The majority of brisé fans accentuated the elaborate carving or piercing of the sticks, with little or no decoration to detract from the delicate pierced patterns. Others, like this example, incorporated pictorial designs.
This ivory brisé fan, c1810-1820, is composed of pierced sticks and guards, threaded with a white silk ribbon, and held together by a steel rivet and mother-of-pearl washers. All the sticks are identically pierced, with the exception of nine sticks which have a central uncarved area, allowing for three painted vignettes.

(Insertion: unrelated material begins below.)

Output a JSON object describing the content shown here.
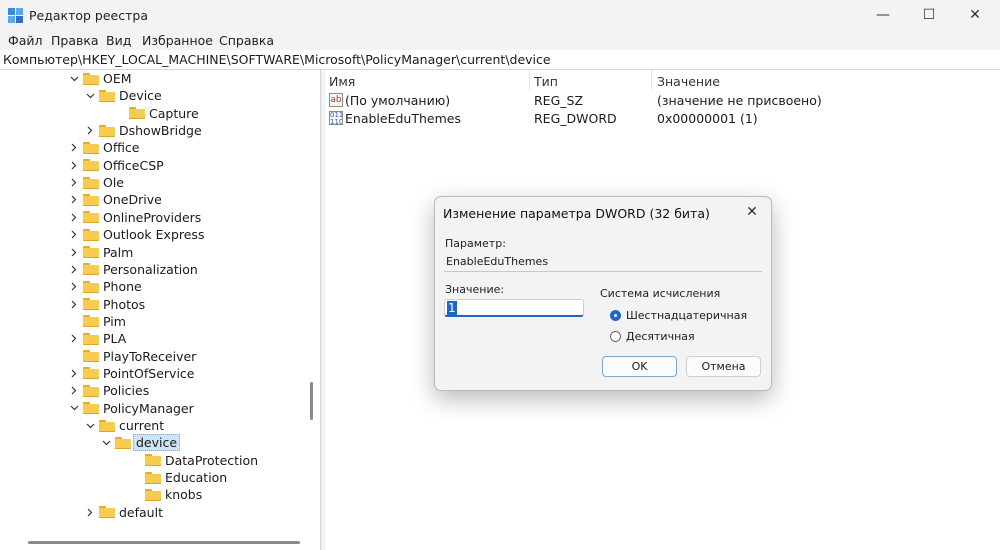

The vignettes are different on both faces of the fan. One face shows a figure of a young man in the central vignette, flanked by two vignettes of building resembling churches. The other face shows a central vignette of an exotic red bird, flanked by two vignettes of bowls of fruit. Each face is also hand-painted with brightly colored rows of flowers. The fine painting on each face allows for either face to be used as the front face.
Painting on brisé fans was more difficult than painting a fan leaf for a folded fan, especially when both sides of the stick were painted. On a brisé fan, the artist had to color each individual stick carefully so that the whole composition connected properly, on both faces, when the fan was opened.
Though purchased in England, this fan is possibly French. A fan in the Victoria & Albert Museum with identical piercings and similar painted vignettes is identified as French.